First it was Charles, now it’s the entire clan. The annual Civil List report has been published with the usual arguments surfacing about the role of the monarchy as an accompaniment. But let’s look at the facts first.
The Royal Family cost the UK taxpayer 69p each in the 2008/9 financial year, a 3p rise on the 2007/8 financial year with the total cost rising by £1.5m to £41.5m. The accounts show that the Queen used £6m from a reserve fund to supplement the Civil List due to rising costs in the running of the Royal Household and indeed, there’s been increases in almost every department. Staff salaries, catering and hospitality, Royal travel and ceremonial functions all saw a rise in their bill but the Palace have pointed out that there are legitimate reasons for the increases.
They say that as for Royal travel, the rise in cost is explained by the overseas tours conducted by the Prince of Wales and Duchess of Cornwall on the request of the Government and by the unusual visit to Tonga by the Duke and Duchess of Gloucester for the coronation of King George Tupou V. They also say that RAF aircraft are now limited in their avaliability which means that the Palace have to use alternative services to transport the Royals to their official engagements. The Queen has recieved £7.9m each year which was secured in 1990 by former Prime Minister Sir John Major, but this was frozen and banned from any increase by the Tony Blair administration in 1990 to compensate for what they claim was 10 years of over-payment. The current financial deal will come up for negotiation in 2010, but financial experts have noted that if these rises continue, the Royals could see themselves in the red even before that date.
As usual, there’s a nasty helicopter bill run up by the Duke of York which in recession-hit Britain won’t go down well but the Queen has escaped the usual swipes at her own spending, maybe due to a story yesterday in which the Queen has apparantly declined a costly Jubilee in 2012. She has also told the Government that she doesn’t want her Jubilee tied to the 2012 Olympic Games due to be held in London, a severe blow for both the Department of Culture, Media and Sport and the Mayor of London. Boris Johnson had hoped for a ‘party of the decade’ to celebrate the Olympics and the Diamond Jubilee jointly but the Palace are keen to stress that the anniversary of the Queen’s reign is separate from any sporting event the capital may be hosting. The Daily Mail claims that plans are being drawn up along the lines of the Golden Jubilee celebrations of 2002, but in January of this year the Department of Culture, Media and Sport said that they hadn’t developed any plans to mark the occassion. Similarly, the Palace has stressed that no budget had been set and that it’s far too early for such discussions.

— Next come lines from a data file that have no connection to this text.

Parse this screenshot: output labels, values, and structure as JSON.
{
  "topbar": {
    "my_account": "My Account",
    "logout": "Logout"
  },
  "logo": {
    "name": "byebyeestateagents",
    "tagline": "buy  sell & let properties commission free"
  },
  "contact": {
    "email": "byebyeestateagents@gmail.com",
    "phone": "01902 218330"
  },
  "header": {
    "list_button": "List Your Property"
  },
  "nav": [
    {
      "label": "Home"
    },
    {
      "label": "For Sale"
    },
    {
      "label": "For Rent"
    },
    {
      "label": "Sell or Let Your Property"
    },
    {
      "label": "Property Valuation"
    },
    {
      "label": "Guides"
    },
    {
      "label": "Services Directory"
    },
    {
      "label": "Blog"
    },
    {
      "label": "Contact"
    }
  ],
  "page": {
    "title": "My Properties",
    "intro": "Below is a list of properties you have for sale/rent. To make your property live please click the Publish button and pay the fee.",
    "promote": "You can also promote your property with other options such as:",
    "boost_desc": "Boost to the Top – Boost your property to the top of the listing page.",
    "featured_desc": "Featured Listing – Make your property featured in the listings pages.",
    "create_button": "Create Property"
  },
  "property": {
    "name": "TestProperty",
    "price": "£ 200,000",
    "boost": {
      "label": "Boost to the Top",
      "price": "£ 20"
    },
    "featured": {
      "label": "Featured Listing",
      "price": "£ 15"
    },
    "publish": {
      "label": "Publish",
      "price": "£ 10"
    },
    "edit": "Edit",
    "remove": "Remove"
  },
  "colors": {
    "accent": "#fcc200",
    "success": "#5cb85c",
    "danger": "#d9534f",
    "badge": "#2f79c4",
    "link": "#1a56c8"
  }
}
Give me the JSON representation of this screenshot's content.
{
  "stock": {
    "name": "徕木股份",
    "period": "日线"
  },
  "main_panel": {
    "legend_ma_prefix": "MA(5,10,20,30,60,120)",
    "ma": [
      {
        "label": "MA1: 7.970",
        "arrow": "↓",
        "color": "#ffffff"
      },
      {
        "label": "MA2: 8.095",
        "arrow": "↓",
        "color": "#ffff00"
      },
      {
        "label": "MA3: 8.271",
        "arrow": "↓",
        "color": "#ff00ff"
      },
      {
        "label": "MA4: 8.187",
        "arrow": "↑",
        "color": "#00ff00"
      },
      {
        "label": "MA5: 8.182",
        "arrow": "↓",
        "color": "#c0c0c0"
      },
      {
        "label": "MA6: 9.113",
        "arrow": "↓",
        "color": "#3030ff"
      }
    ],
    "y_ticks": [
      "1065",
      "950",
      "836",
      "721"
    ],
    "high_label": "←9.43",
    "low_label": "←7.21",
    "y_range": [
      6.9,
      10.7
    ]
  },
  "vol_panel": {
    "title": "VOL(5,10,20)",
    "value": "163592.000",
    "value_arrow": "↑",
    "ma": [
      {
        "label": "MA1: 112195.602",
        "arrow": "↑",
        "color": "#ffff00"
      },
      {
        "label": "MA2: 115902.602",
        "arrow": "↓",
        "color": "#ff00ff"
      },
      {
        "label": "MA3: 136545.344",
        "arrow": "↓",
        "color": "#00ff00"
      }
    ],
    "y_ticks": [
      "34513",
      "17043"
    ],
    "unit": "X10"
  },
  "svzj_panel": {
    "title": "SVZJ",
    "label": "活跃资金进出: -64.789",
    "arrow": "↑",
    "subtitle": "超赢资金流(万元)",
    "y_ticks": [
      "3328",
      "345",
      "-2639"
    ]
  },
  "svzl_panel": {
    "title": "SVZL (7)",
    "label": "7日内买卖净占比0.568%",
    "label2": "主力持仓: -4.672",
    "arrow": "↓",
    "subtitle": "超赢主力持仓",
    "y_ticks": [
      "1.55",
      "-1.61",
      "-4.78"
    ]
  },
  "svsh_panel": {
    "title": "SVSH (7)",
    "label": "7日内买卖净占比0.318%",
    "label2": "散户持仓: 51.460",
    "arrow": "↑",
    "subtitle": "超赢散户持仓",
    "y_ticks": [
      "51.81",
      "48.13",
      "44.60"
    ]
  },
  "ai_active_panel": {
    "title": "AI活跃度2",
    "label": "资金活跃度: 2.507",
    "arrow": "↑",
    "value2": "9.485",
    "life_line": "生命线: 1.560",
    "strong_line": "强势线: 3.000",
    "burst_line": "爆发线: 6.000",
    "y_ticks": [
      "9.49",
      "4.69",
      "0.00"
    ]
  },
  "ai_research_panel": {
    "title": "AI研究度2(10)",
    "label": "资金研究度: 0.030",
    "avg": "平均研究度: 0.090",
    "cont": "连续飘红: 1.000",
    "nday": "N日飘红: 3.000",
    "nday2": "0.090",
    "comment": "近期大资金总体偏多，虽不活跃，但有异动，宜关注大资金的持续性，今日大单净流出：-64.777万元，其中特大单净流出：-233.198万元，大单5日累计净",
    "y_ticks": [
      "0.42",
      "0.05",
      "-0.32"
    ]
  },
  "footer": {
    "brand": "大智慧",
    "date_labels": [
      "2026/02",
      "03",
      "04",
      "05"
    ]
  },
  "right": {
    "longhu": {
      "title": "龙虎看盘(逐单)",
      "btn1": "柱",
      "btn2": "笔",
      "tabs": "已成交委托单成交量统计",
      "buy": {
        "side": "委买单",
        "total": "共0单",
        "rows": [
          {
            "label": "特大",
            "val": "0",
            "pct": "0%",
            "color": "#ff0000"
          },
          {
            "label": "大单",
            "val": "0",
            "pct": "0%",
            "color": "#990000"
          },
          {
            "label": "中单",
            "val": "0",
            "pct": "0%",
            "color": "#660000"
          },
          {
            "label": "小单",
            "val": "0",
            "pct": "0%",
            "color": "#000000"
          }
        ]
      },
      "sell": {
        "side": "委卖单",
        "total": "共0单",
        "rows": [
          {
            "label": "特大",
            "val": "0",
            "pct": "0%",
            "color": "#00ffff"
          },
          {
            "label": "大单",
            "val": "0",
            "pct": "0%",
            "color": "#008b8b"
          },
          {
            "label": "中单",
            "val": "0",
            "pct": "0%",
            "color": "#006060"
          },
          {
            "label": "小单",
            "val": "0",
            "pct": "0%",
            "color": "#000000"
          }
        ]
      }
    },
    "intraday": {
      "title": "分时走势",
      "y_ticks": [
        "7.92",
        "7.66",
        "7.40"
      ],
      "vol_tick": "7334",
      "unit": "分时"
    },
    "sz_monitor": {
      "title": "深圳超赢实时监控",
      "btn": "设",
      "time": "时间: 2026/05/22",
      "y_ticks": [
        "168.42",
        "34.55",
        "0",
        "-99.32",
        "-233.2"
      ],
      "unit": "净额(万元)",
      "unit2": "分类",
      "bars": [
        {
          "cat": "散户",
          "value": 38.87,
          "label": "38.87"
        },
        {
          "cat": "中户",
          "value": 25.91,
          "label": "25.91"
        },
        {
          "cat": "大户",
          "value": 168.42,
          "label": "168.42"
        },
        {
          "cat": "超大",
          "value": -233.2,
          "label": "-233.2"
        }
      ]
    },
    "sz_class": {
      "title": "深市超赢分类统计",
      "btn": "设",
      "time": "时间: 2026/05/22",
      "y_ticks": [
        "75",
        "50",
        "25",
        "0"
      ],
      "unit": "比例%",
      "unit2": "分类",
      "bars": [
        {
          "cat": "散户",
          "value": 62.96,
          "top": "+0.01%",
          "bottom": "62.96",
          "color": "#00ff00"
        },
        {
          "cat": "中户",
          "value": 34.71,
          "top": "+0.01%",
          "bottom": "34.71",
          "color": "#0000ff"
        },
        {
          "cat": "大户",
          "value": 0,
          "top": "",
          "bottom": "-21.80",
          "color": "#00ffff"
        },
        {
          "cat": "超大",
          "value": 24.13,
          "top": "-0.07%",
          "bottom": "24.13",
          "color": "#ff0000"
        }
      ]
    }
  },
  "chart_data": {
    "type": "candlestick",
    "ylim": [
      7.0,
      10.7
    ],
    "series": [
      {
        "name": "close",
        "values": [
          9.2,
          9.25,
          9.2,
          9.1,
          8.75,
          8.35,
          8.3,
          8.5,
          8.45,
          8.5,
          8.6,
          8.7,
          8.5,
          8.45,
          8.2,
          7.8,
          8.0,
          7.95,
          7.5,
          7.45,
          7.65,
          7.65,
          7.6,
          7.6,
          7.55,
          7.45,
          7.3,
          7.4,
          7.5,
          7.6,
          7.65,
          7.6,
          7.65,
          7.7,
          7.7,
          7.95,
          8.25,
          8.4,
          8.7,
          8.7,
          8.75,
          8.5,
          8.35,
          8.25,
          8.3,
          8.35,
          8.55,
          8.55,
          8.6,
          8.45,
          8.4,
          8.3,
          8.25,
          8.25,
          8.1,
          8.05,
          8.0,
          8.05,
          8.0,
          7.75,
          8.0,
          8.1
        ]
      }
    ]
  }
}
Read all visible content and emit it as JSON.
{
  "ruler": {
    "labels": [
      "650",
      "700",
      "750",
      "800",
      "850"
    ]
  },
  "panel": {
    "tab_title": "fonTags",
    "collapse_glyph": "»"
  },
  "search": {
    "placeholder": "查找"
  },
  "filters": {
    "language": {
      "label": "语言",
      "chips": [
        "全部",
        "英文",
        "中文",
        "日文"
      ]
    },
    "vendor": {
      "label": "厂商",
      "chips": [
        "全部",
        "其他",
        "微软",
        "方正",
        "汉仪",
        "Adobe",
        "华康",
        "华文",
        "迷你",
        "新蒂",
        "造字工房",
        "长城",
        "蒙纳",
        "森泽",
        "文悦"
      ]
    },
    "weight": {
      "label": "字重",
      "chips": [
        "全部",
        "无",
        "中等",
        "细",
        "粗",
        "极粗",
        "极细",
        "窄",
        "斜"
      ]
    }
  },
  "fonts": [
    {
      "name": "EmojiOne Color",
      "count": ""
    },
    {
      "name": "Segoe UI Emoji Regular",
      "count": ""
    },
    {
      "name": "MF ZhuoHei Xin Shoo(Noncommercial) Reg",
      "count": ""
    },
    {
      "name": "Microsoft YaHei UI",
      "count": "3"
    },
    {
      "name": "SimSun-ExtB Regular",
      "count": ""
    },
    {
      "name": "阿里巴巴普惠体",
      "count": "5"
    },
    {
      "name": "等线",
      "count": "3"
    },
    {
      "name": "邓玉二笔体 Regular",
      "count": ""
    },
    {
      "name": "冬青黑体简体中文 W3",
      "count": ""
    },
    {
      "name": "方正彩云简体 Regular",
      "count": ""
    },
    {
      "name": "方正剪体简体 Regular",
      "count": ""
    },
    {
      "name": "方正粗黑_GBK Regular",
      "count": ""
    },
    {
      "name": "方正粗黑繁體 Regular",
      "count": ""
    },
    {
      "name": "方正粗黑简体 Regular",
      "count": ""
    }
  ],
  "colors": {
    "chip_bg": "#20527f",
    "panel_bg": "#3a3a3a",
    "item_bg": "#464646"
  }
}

The Queen is apparently anxious that the effects of the recession won’t have passed by 2012 and that excessive displays of wealth would taint the Jubilee. Similarly, she is said to be aware that the Olympic budget keeps rising (it’s now way past it’s official original estimate and is said to be costing almost £9.3 million) and doesn’t want additional public money lumped together with the Olympics bill, a move that could make the expenditure of the monarchy the issue of the day rather than a celebration of 60 years on the throne. However, Her Majesty certainly isn’t boycotting the Games and will be present at the official opening ceremony. It was hoped by London Mayor Boris Johnson that the Diamond Jubilee celebrations would begin in May 2012 when the Olympic torch arrives in London but this idea has been rejected.
The cynics amongst you (not to mention the Londoners) could well believe this to be a clever ploy by the Department of Culture, Media and Sport to detract from the rising Olympic Games costs or that it would make Londoners feel that they paid for only one part of the party in 2012 whilst the rest of the nation chipped in for the Jubilee. I couldn’t possibly say whether I’d agree with that or not, but what I can say is that once again Queen Elizabeth II shows that she’s absolutely in tune with her people and what they feel. Well done Ma’am.
The row over Royal expenditure is due to rage for a few days but the current view seems to be that the Windsors are good value for money and at least they’re cheaper than MPs.Filed under The United Kingdom
Tagged Elizabeth II of the United Kingdom, Elizabeth II's Diamond Jubilee, Finances, London 2012, Olympic Games.